We grilled steaks – I’ve never been quite so happy to be able to make fire.
And of course it’s been wet and raining pretty much ever since.
In other news, we’ve managed to expand our social circle a bit. When we were heading back to Seattle earlier in the year, we needed someone to check on the cats for a few days when literally everyone we knew in the country would be gone. Dawnise availed herself of the American Women’s Club mailing list and found someone. We then proceeded to hand this someone the keys to our apartment and leave the country, hoping the cats, the apartment, and all the stuff in it would be in tact when we returned in a couple weeks.

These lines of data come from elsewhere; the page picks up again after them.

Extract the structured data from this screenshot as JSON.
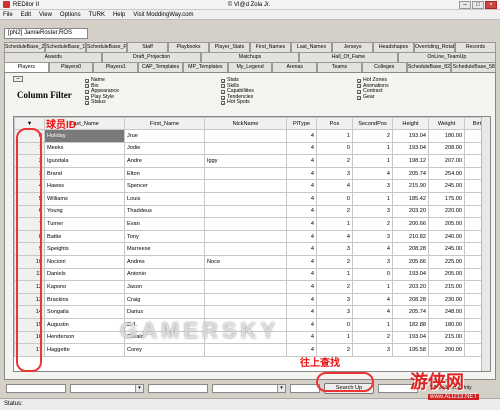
{
  "window": {
    "title": "REDitor II",
    "credit": "© VI@d Zola Jr."
  },
  "menu": [
    "File",
    "Edit",
    "View",
    "Options",
    "TURK",
    "Help",
    "Visit ModdingWay.com"
  ],
  "file_tab": "[pN2] JamieRoster.ROS",
  "tab_rows": [
    [
      "ScheduleBase_29",
      "ScheduleBase_14",
      "ScheduleBase_PreSeason",
      "Staff",
      "Playbooks",
      "Player_Stats",
      "First_Names",
      "Last_Names",
      "Jerseys",
      "Headshapes",
      "Overriding_Rotations",
      "Records"
    ],
    [
      "Awards",
      "Draft_Projection",
      "Matchups",
      "Hall_Of_Fame",
      "OnLine_TeamUp"
    ],
    [
      "Players",
      "Players0",
      "Players1",
      "CAP_Templates",
      "MP_Templates",
      "My_Legend",
      "Arenas",
      "Teams",
      "Colleges",
      "ScheduleBase_82",
      "ScheduleBase_58"
    ]
  ],
  "filter": {
    "collapse": "–",
    "title": "Column Filter",
    "col1": [
      "Name",
      "Bio",
      "Appearance",
      "Play Style",
      "Status"
    ],
    "col2": [
      "Stats",
      "Skills",
      "Capabilities",
      "Tendencies",
      "Hot Spots"
    ],
    "col3": [
      "Hot Zones",
      "Animations",
      "Contract",
      "Gear"
    ]
  },
  "table": {
    "headers": [
      "",
      "Last_Name",
      "First_Name",
      "NickName",
      "PlType",
      "Pos",
      "SecondPos",
      "Height",
      "Weight",
      "Birth"
    ],
    "rows": [
      [
        "0",
        "Holiday",
        "Jrue",
        "",
        "4",
        "1",
        "2",
        "193.04",
        "180.00"
      ],
      [
        "1",
        "Meeks",
        "Jodie",
        "",
        "4",
        "0",
        "1",
        "193.04",
        "208.00"
      ],
      [
        "2",
        "Iguodala",
        "Andre",
        "Iggy",
        "4",
        "2",
        "1",
        "198.12",
        "207.00"
      ],
      [
        "3",
        "Brand",
        "Elton",
        "",
        "4",
        "3",
        "4",
        "205.74",
        "254.00"
      ],
      [
        "4",
        "Hawes",
        "Spencer",
        "",
        "4",
        "4",
        "3",
        "215.90",
        "245.00"
      ],
      [
        "5",
        "Williams",
        "Louis",
        "",
        "4",
        "0",
        "1",
        "185.42",
        "175.00"
      ],
      [
        "6",
        "Young",
        "Thaddeus",
        "",
        "4",
        "2",
        "3",
        "203.20",
        "220.00"
      ],
      [
        "7",
        "Turner",
        "Evan",
        "",
        "4",
        "1",
        "2",
        "200.66",
        "205.00"
      ],
      [
        "8",
        "Battie",
        "Tony",
        "",
        "4",
        "4",
        "3",
        "210.82",
        "240.00"
      ],
      [
        "9",
        "Speights",
        "Marreese",
        "",
        "4",
        "3",
        "4",
        "208.28",
        "245.00"
      ],
      [
        "10",
        "Nocioni",
        "Andres",
        "Noce",
        "4",
        "2",
        "3",
        "205.66",
        "225.00"
      ],
      [
        "11",
        "Daniels",
        "Antonio",
        "",
        "4",
        "1",
        "0",
        "193.04",
        "205.00"
      ],
      [
        "12",
        "Kapono",
        "Jason",
        "",
        "4",
        "2",
        "1",
        "203.20",
        "215.00"
      ],
      [
        "13",
        "Brackins",
        "Craig",
        "",
        "4",
        "3",
        "4",
        "208.28",
        "230.00"
      ],
      [
        "14",
        "Songaila",
        "Darius",
        "",
        "4",
        "3",
        "4",
        "205.74",
        "248.00"
      ],
      [
        "15",
        "Augustin",
        "D.J.",
        "",
        "4",
        "0",
        "1",
        "182.88",
        "180.00"
      ],
      [
        "16",
        "Henderson",
        "Gerald",
        "",
        "4",
        "1",
        "2",
        "193.04",
        "215.00"
      ],
      [
        "17",
        "Haggette",
        "Corey",
        "",
        "4",
        "2",
        "3",
        "195.58",
        "200.00"
      ]
    ]
  },
  "bottom": {
    "search_label": "Search Up",
    "whole_words": "Whole Words Only"
  },
  "status": "Status:",
  "annotations": {
    "id_note": "球员ID",
    "search_note": "往上查找"
  },
  "watermark": "GAMERSKY",
  "logo": {
    "text": "游侠网",
    "url": "www.ALI213.NET"
  }
}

Turns out everything was just fine, and it further turned out that Dawnise managed to choose someone who plays Cards Against Humanity, which is either the funniest or most offensive game you’ve ever played (those aren’t necessarily mutually exclusive).
More recently, our friends Adam and Helen managed to swing through Luxembourg at the tail end of coincident business trips and introduced us to another expat couple who fortuitously like the same game.
So that seems positive.
Not speaking french in a predominantly french speaking country still sucks – a lot. About a month ago I dropped out of the french lessons we were taking as a group. The immersion-once-a-week-for-a-couple-hours format wasn’t working for me, and my inability to practice from the written materials on my own turned the whole thing into one big ball of frustration. We thought about Rosetta Stone, but were turned off by the immersion approach (and the price tag).
Before moving here I would have said (in fact sorta did say, when it comes right down to it) that I’d try living almost anywhere in the first world. Since then I’d say my filter has gotten more discriminatory. Spending a week in Japan made it clear that not sharing an alphabet is a force multiplier on the challenge of not speaking the language. It was fun for a week, but I’m not sure it would stay fun for long. Similarly, as much as I want to be the guy who’s comfortable not speaking the language, and can pickup new languages easily and quickly, it’s turning out I’m not that guy.
Not speaking the language is incredibly isolating – and being functionally illiterate is both frustrating and humbling.
Aside from that, things are going pretty well – we’ve basically figured out a workable routine, the cats are doing well, the guest room has been a hit with those who’ve stayed in it, and we’re starting to do more than just focus on “figuring shit out.”
Oh, and I had horse for lunch the other day. It was good – I’d eat it again. I don’t see what all the fuss is about. If you’re deeply offended that I ate horse, pretend I meant to type goat and slipped.
Our goal for the next couple months is to do some more travel – see some of the places that are easier to get to from here than they were from the states. I’m not sure where the first stop will be, but writing this makes me think I should stop writing this and go plan a trip.